Structures out of spaghettis and marshmallows

The key to success is never to give up!

Yesterday I gave a science workshop to my younger group of kids: 6 – 9 year olds. I am typically a high school teacher, but this school year I am trying a different thing: workshops for homeschooled kids. And yesterday was one of those workshops.

I have a really great group of 6 to 9 year olds. At first it was challenging to understand really how small these kids are, how little they know about the world, how easy it is to surprise them with the simplest science experiment. I taught kids, but never this young before. I had to revamp my whole way of thinking about the class, about the kids, about science!

Yesterday was no exception.

I decided to teach them about structures, how the rectangle is very useful, but not a very stable structure. How the triangle is so much better, so much stronger, and how we can make a rectangle into a stable structure by creating a support, transforming it into triangles. Easy concept, lots of applications, great!

In order to demonstrate this concept further, I thought we would build some 3-D structures out of Spaghetti and Marshmallows. This was supposed to be awesome fun, and I thought it would help the kids really understand this concept. I have never tried this before, but “how hard could it be” I thought.

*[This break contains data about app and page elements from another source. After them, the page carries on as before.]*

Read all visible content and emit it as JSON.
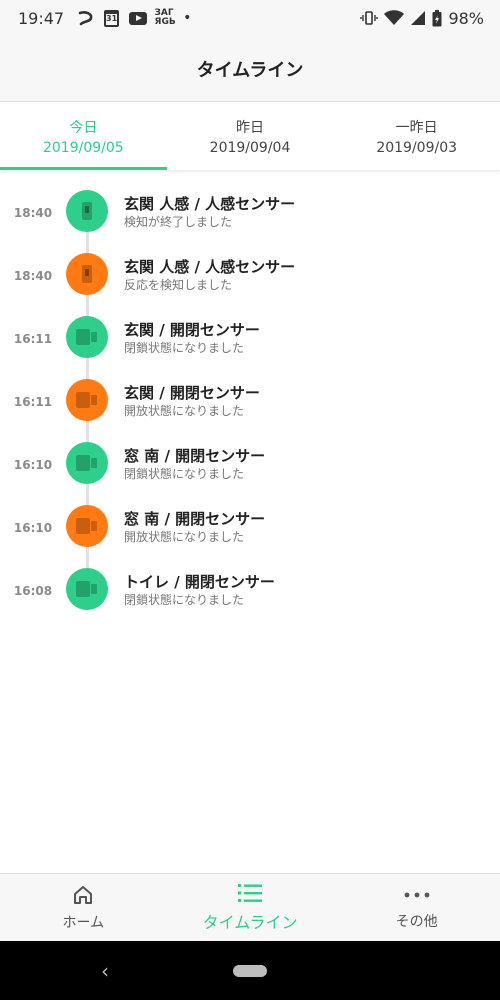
{
  "status_bar": {
    "time": "19:47",
    "calendar_day": "31",
    "small_text": "ЗАГ\nЯGЬ",
    "dot": "•",
    "battery": "98%"
  },
  "header": {
    "title": "タイムライン"
  },
  "tabs": [
    {
      "label": "今日",
      "date": "2019/09/05",
      "active": true
    },
    {
      "label": "昨日",
      "date": "2019/09/04",
      "active": false
    },
    {
      "label": "一昨日",
      "date": "2019/09/03",
      "active": false
    }
  ],
  "timeline": [
    {
      "time": "18:40",
      "title": "玄関 人感 / 人感センサー",
      "subtitle": "検知が終了しました",
      "color": "#2dcf8a",
      "icon": "motion-sensor-icon"
    },
    {
      "time": "18:40",
      "title": "玄関 人感 / 人感センサー",
      "subtitle": "反応を検知しました",
      "color": "#ff7a12",
      "icon": "motion-sensor-icon"
    },
    {
      "time": "16:11",
      "title": "玄関 / 開閉センサー",
      "subtitle": "閉鎖状態になりました",
      "color": "#2dcf8a",
      "icon": "door-sensor-icon"
    },
    {
      "time": "16:11",
      "title": "玄関 / 開閉センサー",
      "subtitle": "開放状態になりました",
      "color": "#ff7a12",
      "icon": "door-sensor-icon"
    },
    {
      "time": "16:10",
      "title": "窓 南 / 開閉センサー",
      "subtitle": "閉鎖状態になりました",
      "color": "#2dcf8a",
      "icon": "door-sensor-icon"
    },
    {
      "time": "16:10",
      "title": "窓 南 / 開閉センサー",
      "subtitle": "開放状態になりました",
      "color": "#ff7a12",
      "icon": "door-sensor-icon"
    },
    {
      "time": "16:08",
      "title": "トイレ / 開閉センサー",
      "subtitle": "閉鎖状態になりました",
      "color": "#2dcf8a",
      "icon": "door-sensor-icon"
    }
  ],
  "bottom_nav": [
    {
      "label": "ホーム",
      "icon": "home-icon",
      "active": false
    },
    {
      "label": "タイムライン",
      "icon": "list-icon",
      "active": true
    },
    {
      "label": "その他",
      "icon": "more-icon",
      "active": false
    }
  ],
  "colors": {
    "accent": "#2dcf8a",
    "alert": "#ff7a12"
  },
  "system_nav": {
    "back": "‹"
  }
}
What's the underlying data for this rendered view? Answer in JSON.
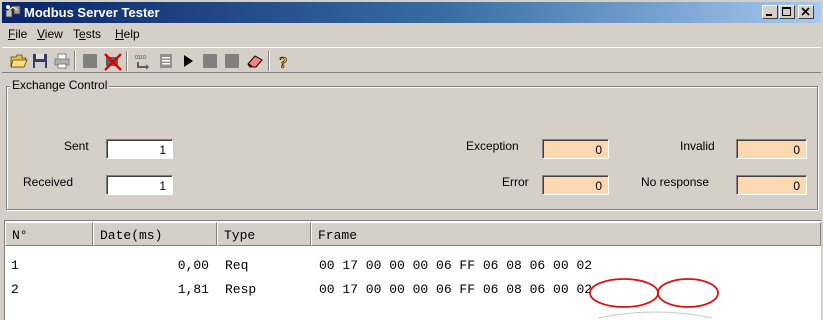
{
  "window": {
    "title": "Modbus Server Tester",
    "controls": {
      "minimize": "minimize",
      "maximize": "maximize",
      "close": "close"
    }
  },
  "menu": {
    "items": [
      {
        "label": "File",
        "accel": "F",
        "rest": "ile"
      },
      {
        "label": "View",
        "accel": "V",
        "rest": "iew"
      },
      {
        "label": "Tests",
        "pre": "T",
        "accel": "e",
        "rest": "sts"
      },
      {
        "label": "Help",
        "accel": "H",
        "rest": "elp"
      }
    ]
  },
  "toolbar": {
    "icons": [
      "open-folder-icon",
      "save-disk-icon",
      "print-icon",
      "stop-icon",
      "network-disconnect-icon",
      "modbus-exchange-icon",
      "list-icon",
      "play-icon",
      "square-icon",
      "square-icon",
      "eraser-icon",
      "help-question-icon"
    ]
  },
  "exchange_control": {
    "title": "Exchange Control",
    "sent_label": "Sent",
    "sent_value": "1",
    "received_label": "Received",
    "received_value": "1",
    "exception_label": "Exception",
    "exception_value": "0",
    "error_label": "Error",
    "error_value": "0",
    "invalid_label": "Invalid",
    "invalid_value": "0",
    "no_response_label": "No response",
    "no_response_value": "0",
    "counter_color": "#fcd8b0"
  },
  "table": {
    "columns": [
      "N°",
      "Date(ms)",
      "Type",
      "Frame"
    ],
    "rows": [
      {
        "n": "1",
        "date": "0,00",
        "type": "Req",
        "frame": "00 17 00 00 00 06 FF 06 08 06 00 02"
      },
      {
        "n": "2",
        "date": "1,81",
        "type": "Resp",
        "frame": "00 17 00 00 00 06 FF 06 08 06 00 02"
      }
    ],
    "highlight_color": "#e01010"
  }
}
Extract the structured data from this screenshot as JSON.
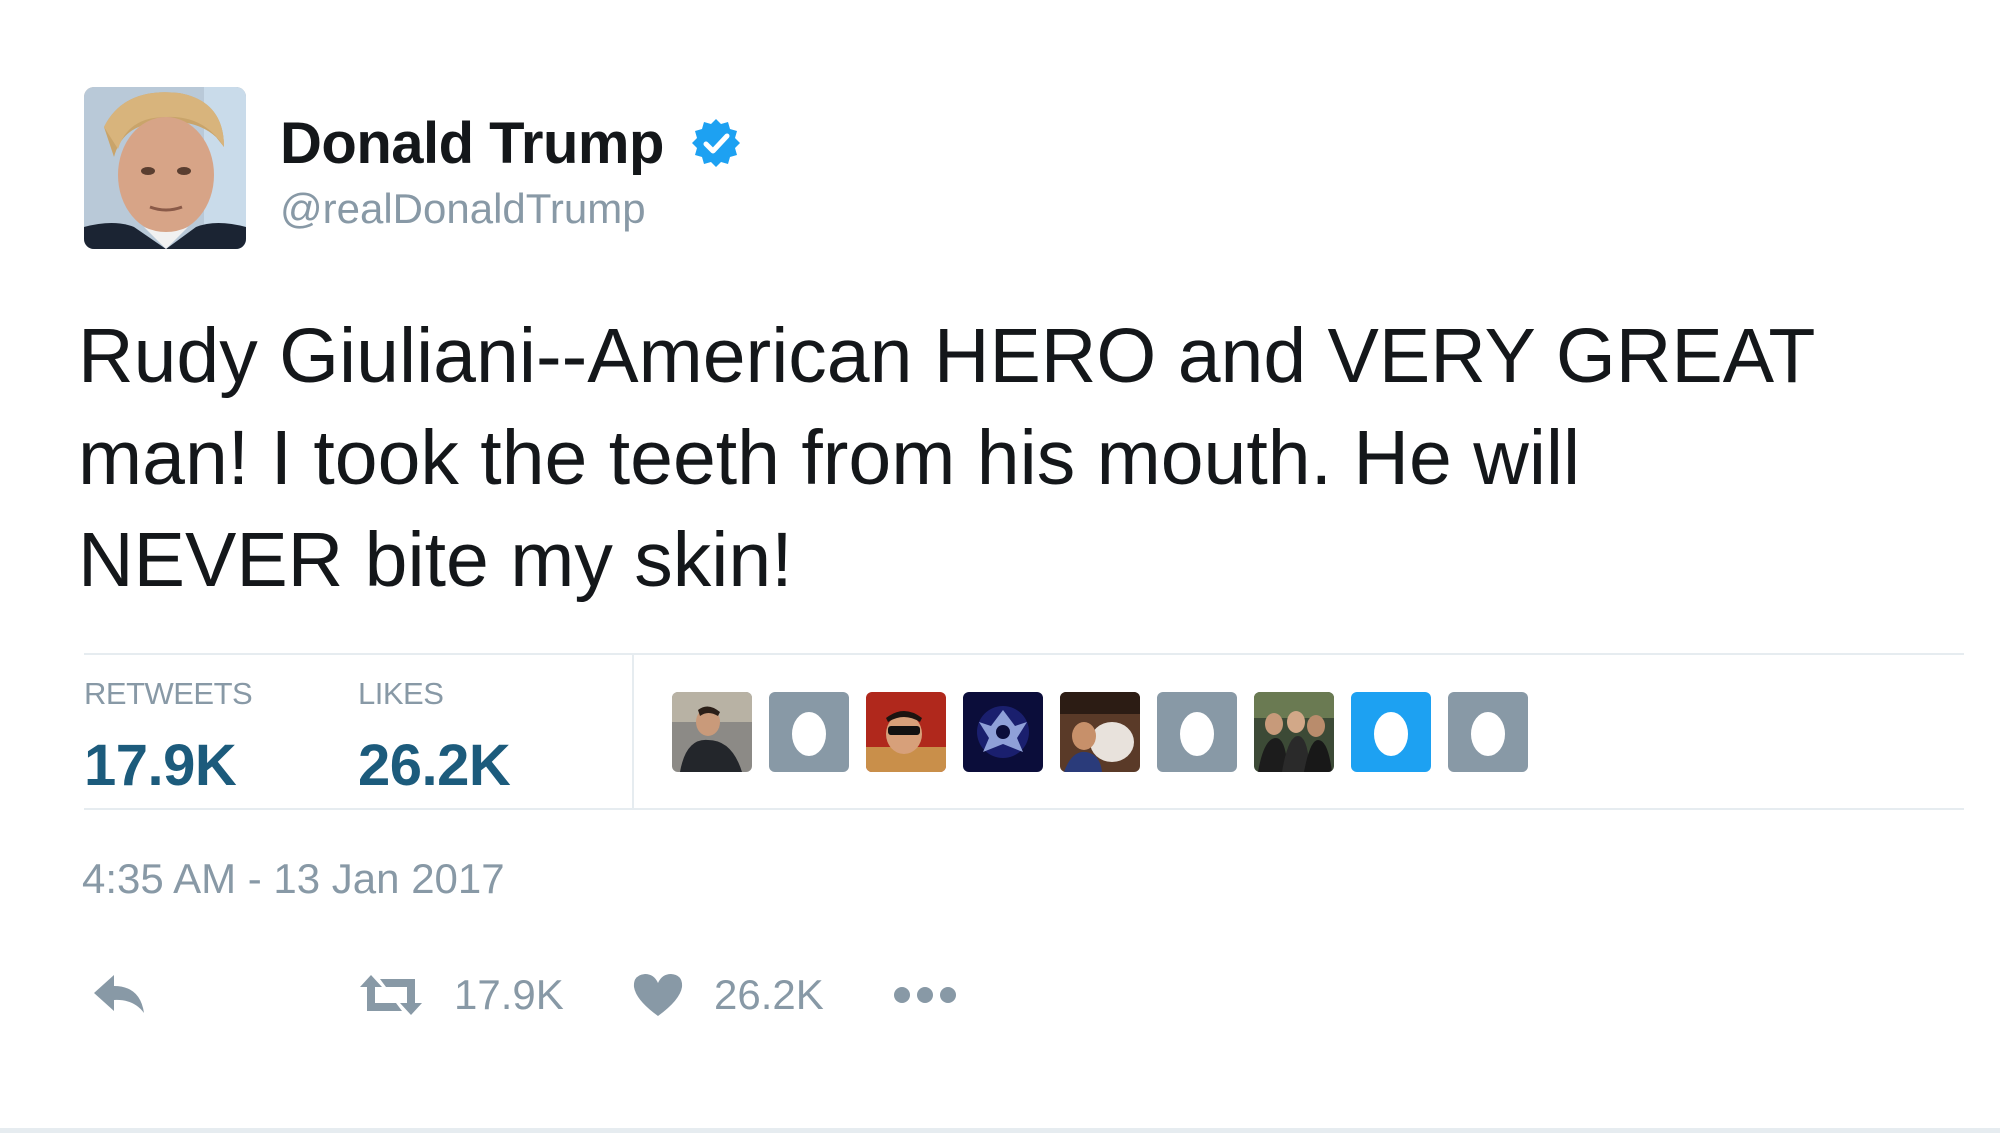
{
  "author": {
    "name": "Donald Trump",
    "handle": "@realDonaldTrump",
    "verified": true,
    "avatar_icon": "profile-photo"
  },
  "tweet": {
    "text": "Rudy Giuliani--American HERO and VERY GREAT\nman! I took the teeth from his mouth. He will\nNEVER bite my skin!",
    "timestamp": "4:35 AM - 13 Jan 2017"
  },
  "stats": {
    "retweets_label": "RETWEETS",
    "retweets_value": "17.9K",
    "likes_label": "LIKES",
    "likes_value": "26.2K"
  },
  "likers": [
    {
      "icon": "liker-photo-man-jacket"
    },
    {
      "icon": "default-egg-avatar"
    },
    {
      "icon": "liker-photo-red-background"
    },
    {
      "icon": "liker-photo-dark-emblem"
    },
    {
      "icon": "liker-photo-brown"
    },
    {
      "icon": "default-egg-avatar"
    },
    {
      "icon": "liker-photo-group"
    },
    {
      "icon": "default-egg-avatar-blue"
    },
    {
      "icon": "default-egg-avatar"
    }
  ],
  "actions": {
    "reply_icon": "reply-icon",
    "retweet_icon": "retweet-icon",
    "retweet_count": "17.9K",
    "like_icon": "heart-icon",
    "like_count": "26.2K",
    "more_icon": "more-dots-icon"
  },
  "colors": {
    "text_primary": "#14171a",
    "text_secondary": "#8899a6",
    "stat_value": "#1c5b7c",
    "verified_blue": "#1da1f2",
    "divider": "#e6ecf0",
    "egg_gray": "#8899a6",
    "egg_blue": "#1da1f2"
  }
}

Well, let me tell you: it was hard! The younger kids especially had a hard time with their dexterity, and needed a lot of help from me. One child didn’t quite get that we were building in three dimensions. Another just asked me to help him all the time (do it for him), and then when I left to help other kids, he accidently broke his structure. After fooling around a bit, he found a cool way of attaching the marshmallows to the spaghetti, and really wanted to show me. Another child got really really frustrated and after building an awesome structure, destroyed it and almost started crying. However, I convinced him to start again, with shorter pieces of spaghetti. This worked well, unfortunately, there was not enough time for him to complete his tower – this was another source of his frustration.

The older kids wanted to build large structures, but didn’t plan ahead. Initially they thought that their structures were the best, and boasted that for everybody to hear. After adding more complexity to their towers, some of the structures broke. These kids however seemed to learn from their mistakes, and didn’t give up quite as easily. They just continued building even without my insistence.

I don’t know if I would do this activity with such young students again. Probably 9 year olds are the youngest I would go for the “Spaghetti and Marshmallow Tower” project. For younger kids, I would definitely change it up a bit. Make them first follow a step by step procedure… following my lead. Then, after the initial practice, I might let them go free and try to build something on their own. Also, an hour was just not enough. This is at least a two hour project. Time restrictions just added to the frustration.

On a positive note, today I got an email from the young frustrated child’s mother. She sent me pictures of her son’s spaghetti and marshmallow “stable structures”. Supposedly, the child woke up really early today and decided to try again. The frustrated kid overcame his frustration and tackled the project again: He build some awesome structures. He didn’t give up, just had a bit of a temporary melt down. What an inspiration to all of us. Just try and try again! Never give up! Overcome your emotions, and then try again – until you succeed.